‘Victim’s hand, leg chopped off’: SC holds compromise only can’t change sentence

The Supreme Court on Monday said that a compromise reached between the victim and convict cannot be the solitary basis to mould a sentence, as it emphasised that giving punishment to the wrongdoer is the heart of the criminal delivery system.

A bench of Justices Ajay Rastogi and Abhay S. Oka said: “The compromise cannot be taken to be a solitary basis until the other aggravating and mitigating factors also support and are favourable to the accused for moulding the sentence which always has to be examined in the facts and circumstances of the case on hand.”

The court’s stand came as it dismissed a plea filed by Bhagwan Narayan Gaikwad challenging the Bombay High Court’s order, sentencing him five years in jail and to pay Rs two lakh compensation to the victim whose leg and hand were chopped off by him along with others on December 13, 1993.

The bench noted that it was not satisfied with the kind of compromise which has now been obtained and placed on record after 28 years of the incident. “This court cannot be oblivious of the sufferings which the victim has suffered for such a long time and being crippled for life,” it noted.

It further added that the victim, pursuing his daily chores with a prosthetic arm and leg, has lost his vital organs of his body and become permanently disabled, and such act of the appellant is unpardonable.

Gaikwad, represented by senior advocate Mahesh Jethmalani, contended that he is now 65 years old and had attacked the victim due to misunderstanding and on the spur of moment.

He further added that the relationship between them has become cordial and all grudges have disappeared over time. However, the bench noted, “giving punishment to the wrongdoer is the heart of the criminal delivery system”.

The petitioner contended sentencing him to five-year jail would be unjustified. Similarly, the victim’s counsel urged the court to compound the offence and release the convict by reducing his sentence to the five months of jail, which he had already undergone.

The bench noted that compromise, if entered at the later stage of the incident or even after conviction, can indeed be one of the factors in interfering the sentence to avoid bitterness in the families of the accused and the victim.
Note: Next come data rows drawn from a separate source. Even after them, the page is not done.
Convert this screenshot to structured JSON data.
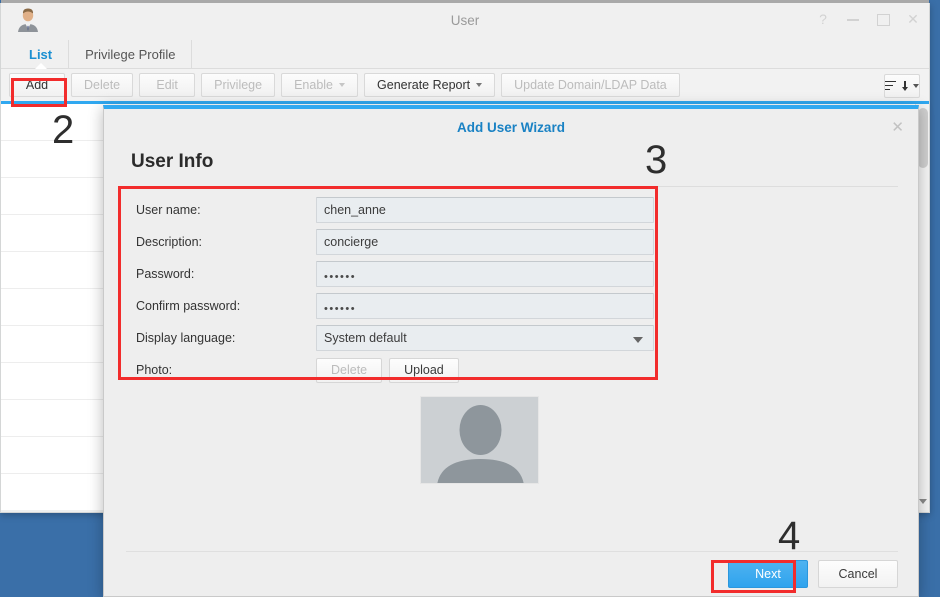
{
  "window": {
    "title": "User",
    "icon": "user-avatar-icon",
    "controls": [
      {
        "name": "help-button",
        "glyph": "?"
      },
      {
        "name": "minimize-button",
        "glyph": "–"
      },
      {
        "name": "maximize-button",
        "glyph": "□"
      },
      {
        "name": "close-button",
        "glyph": "✕"
      }
    ]
  },
  "tabs": [
    {
      "label": "List",
      "active": true
    },
    {
      "label": "Privilege Profile",
      "active": false
    }
  ],
  "toolbar": {
    "add_label": "Add",
    "delete_label": "Delete",
    "edit_label": "Edit",
    "privilege_label": "Privilege",
    "enable_label": "Enable",
    "generate_report_label": "Generate Report",
    "update_domain_label": "Update Domain/LDAP Data",
    "sort_icon": "sort-list-icon"
  },
  "modal": {
    "title": "Add User Wizard",
    "close_glyph": "✕",
    "heading": "User Info",
    "fields": [
      {
        "label": "User name:",
        "value": "chen_anne",
        "type": "text",
        "name": "user-name"
      },
      {
        "label": "Description:",
        "value": "concierge",
        "type": "text",
        "name": "description"
      },
      {
        "label": "Password:",
        "value": "••••••",
        "type": "password",
        "name": "password"
      },
      {
        "label": "Confirm password:",
        "value": "••••••",
        "type": "password",
        "name": "confirm-password"
      },
      {
        "label": "Display language:",
        "value": "System default",
        "type": "select",
        "name": "display-language"
      }
    ],
    "photo": {
      "label": "Photo:",
      "delete_label": "Delete",
      "upload_label": "Upload",
      "preview_icon": "person-placeholder-icon"
    },
    "next_label": "Next",
    "cancel_label": "Cancel"
  },
  "annotations": [
    {
      "number": "2",
      "target": "add-button"
    },
    {
      "number": "3",
      "target": "user-info-form"
    },
    {
      "number": "4",
      "target": "next-button"
    }
  ],
  "colors": {
    "accent_blue": "#30a8f0",
    "title_blue": "#1a82c4",
    "highlight_red": "#f22c2c",
    "desktop_blue": "#3a6fa8",
    "field_bg": "#e9edf0"
  }
}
However, it added compromise cannot be taken to be a solitary basis.

“In totality of the facts and circumstances of the case, we are not inclined to give any benefit of the alleged compromise dated July 13, 2021 for interfering in the sentence awarded by the High Court in the impugned judgment which at least does not call for interference of this court,” it said.